For the first time, scientists have found evidence of a long-suspected phenomenon; tiny electrical currents produced when molecules interact with metal surfaces. The discovery may usher in a new generation of chemical detectors, and reveals details about catalytic processes used to produce more than half of the chemicals manufactured worldwide.
Investigators at the University of California, Santa Barbara, funded by the US National Science Foundation (NSF) were searching for what they call ‘chemicurrent,’ – electrons excited by low-energy chemical reactions.
The team incorporated a pre-existing device called a ‘Schottky’ diode into a new chemical sensor.
A Schottky diode consists of a thin metal film nearly one hundred-millionth of a meter thick, made of silver, gold, platinum or another metal, sprayed onto a silicon wafer. What the researchers found was that the diode can function as a ‘species-specific’ gas detector, meaning that different kinds of molecules will produce different signals, and different metals are better for detecting particular molecules.

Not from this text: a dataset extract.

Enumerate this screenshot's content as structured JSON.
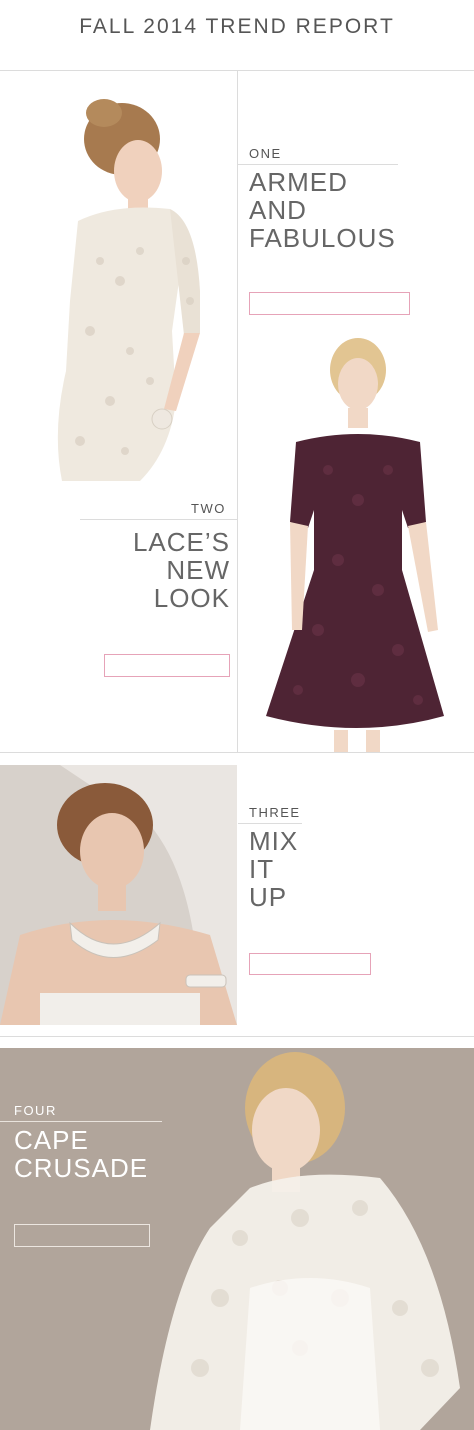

Since every detectable chemical produces a characteristic signal, the sensor can differentiate common contaminants such as water from useful gasses in a manufacturing environment. Multiple sensors can also work together as arrays. The arrays can detect a variety of species and produce the types of systems used for ‘artificial noses.’
Previously, researchers thought that the energy liberated when certain chemicals interact on a metal surface was released as vibrational (heat) energy. But some believed that most of the energy might instead be transferred to electrons.
McFarland and his colleagues showed that the latter hypothesis is true; nearly all interactions between molecules and solid metal surfaces produce energised electrons.
The Schottky sensor can reportedly capture the energised electrons, producing a measurable electrical signal. In addition, because the electrons are freed for a significant time, they may interact with the chemicals adhering to the metal surface, leading to new reactions.
Many chemicals are manufactured on solid catalyst surfaces, but according to Eric McFarland, principal investigator and the NSF grant awardee, it isn’t fully understood how. He said the findings have ‘ direct implications toward developing a more complete understanding of these important reactions.’
Other types of thin-metal sensors are in use. But, they typically measure the presence of a chemical indirectly, through changes in metal resistance or another property. The signal in the chemicurrent sensor is a direct manifestation of the detected molecule. In addition, the Schottky detector can operate at a wide range of temperatures, between 23 C to 150 C, is inexpensive to produce, and can be reactivated simply by warming its surface.
The new findings, and the associated detector technology, may one day find wide use in a variety of industrial applications, and the group has already sold prototype devices to a major electronics manufacturer for use in semiconductor materials production.